> _TASK DETAILS_: Report each line of the data that contains the string "this".

> _Dataset rows describing interfaces_:

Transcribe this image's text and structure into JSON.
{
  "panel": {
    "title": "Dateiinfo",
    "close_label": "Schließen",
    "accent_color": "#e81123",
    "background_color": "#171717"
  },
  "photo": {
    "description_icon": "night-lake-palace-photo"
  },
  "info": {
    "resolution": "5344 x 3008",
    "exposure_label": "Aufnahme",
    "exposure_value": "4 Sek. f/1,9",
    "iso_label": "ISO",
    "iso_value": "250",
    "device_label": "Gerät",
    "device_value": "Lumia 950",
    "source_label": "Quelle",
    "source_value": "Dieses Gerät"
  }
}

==

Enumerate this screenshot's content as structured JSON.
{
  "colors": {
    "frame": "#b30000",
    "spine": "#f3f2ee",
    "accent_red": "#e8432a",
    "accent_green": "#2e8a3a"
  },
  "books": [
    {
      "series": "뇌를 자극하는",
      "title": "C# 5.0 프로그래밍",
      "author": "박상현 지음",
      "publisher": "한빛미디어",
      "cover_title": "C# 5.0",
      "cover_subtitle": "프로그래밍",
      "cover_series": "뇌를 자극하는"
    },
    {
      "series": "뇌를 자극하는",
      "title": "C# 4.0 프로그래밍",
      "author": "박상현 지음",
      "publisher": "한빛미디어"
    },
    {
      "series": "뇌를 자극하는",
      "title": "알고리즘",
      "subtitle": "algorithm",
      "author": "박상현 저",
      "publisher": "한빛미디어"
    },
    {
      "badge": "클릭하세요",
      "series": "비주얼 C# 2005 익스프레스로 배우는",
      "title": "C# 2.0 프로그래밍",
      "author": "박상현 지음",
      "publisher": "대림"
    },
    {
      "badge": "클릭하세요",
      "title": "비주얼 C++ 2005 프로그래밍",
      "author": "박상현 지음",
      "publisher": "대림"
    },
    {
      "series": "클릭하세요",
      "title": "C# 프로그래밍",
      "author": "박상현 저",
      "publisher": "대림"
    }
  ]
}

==

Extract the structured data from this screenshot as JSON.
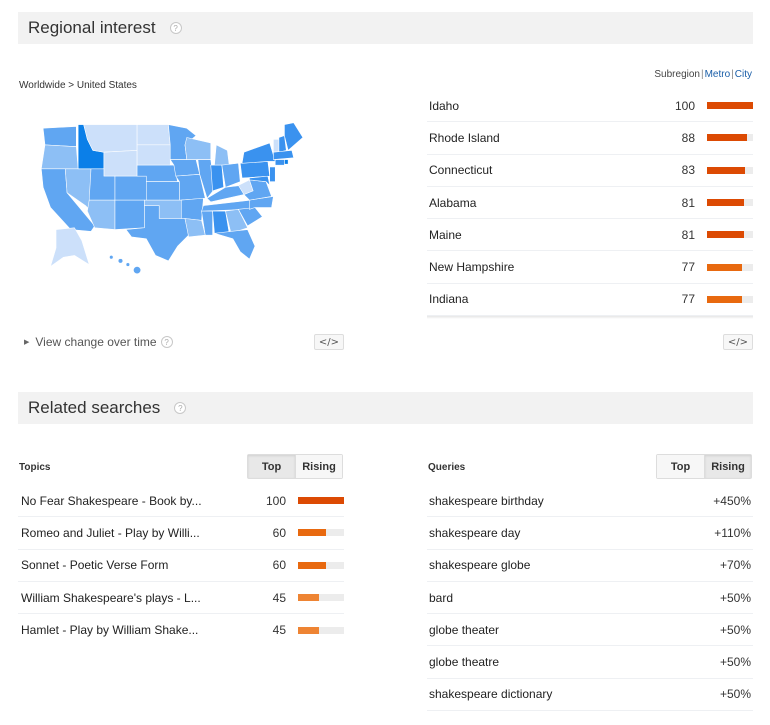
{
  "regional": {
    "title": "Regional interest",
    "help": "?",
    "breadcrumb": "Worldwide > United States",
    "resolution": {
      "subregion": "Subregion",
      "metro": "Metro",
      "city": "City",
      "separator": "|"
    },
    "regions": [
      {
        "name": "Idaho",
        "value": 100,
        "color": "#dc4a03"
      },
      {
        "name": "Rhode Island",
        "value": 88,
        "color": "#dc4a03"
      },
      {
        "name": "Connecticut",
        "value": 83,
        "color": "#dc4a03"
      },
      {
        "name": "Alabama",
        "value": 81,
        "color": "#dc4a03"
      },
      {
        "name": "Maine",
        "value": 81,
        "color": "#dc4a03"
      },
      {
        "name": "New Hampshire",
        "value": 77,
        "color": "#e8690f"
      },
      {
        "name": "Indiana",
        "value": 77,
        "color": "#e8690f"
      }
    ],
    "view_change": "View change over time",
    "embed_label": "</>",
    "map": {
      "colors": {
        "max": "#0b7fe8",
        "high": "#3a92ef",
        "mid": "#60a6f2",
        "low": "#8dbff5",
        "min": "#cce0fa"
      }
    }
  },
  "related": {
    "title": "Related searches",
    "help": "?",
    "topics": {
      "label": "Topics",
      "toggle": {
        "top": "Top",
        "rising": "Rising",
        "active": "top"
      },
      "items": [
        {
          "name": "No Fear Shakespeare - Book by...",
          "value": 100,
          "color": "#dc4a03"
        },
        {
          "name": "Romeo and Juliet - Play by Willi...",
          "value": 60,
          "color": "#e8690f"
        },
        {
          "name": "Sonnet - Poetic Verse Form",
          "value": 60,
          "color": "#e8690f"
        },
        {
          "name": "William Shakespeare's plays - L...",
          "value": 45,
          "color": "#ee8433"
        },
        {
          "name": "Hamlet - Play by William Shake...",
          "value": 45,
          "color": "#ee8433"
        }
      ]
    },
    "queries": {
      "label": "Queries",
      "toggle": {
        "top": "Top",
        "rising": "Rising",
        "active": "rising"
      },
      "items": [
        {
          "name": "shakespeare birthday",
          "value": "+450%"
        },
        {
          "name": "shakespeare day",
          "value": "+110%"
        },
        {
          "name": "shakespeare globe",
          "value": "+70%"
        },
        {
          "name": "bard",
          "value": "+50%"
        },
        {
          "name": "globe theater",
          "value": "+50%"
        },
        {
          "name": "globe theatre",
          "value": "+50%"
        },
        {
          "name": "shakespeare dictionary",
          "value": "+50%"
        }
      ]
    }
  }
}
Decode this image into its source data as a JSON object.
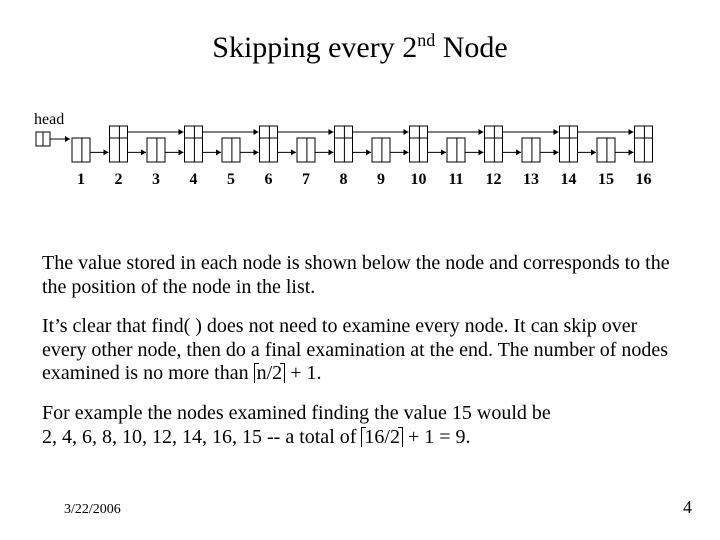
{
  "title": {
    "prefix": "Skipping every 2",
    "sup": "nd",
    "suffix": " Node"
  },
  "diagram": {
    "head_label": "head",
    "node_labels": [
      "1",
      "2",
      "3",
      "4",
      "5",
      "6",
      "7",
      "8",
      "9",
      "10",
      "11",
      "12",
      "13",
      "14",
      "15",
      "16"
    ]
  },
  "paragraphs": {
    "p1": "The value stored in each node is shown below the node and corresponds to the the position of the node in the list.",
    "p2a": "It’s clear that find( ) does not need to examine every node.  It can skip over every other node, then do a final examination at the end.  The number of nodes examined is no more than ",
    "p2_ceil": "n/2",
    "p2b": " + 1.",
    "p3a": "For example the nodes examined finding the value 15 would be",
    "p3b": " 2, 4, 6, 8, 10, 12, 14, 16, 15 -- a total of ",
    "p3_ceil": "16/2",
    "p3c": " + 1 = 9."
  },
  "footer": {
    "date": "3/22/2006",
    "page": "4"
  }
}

> _RESULT_:
Transcribe this image's text and structure into JSON.
Enumerate this screenshot's content as structured JSON.
Extract the structured data from this screenshot as JSON.
Decode this image into its source data as a JSON object.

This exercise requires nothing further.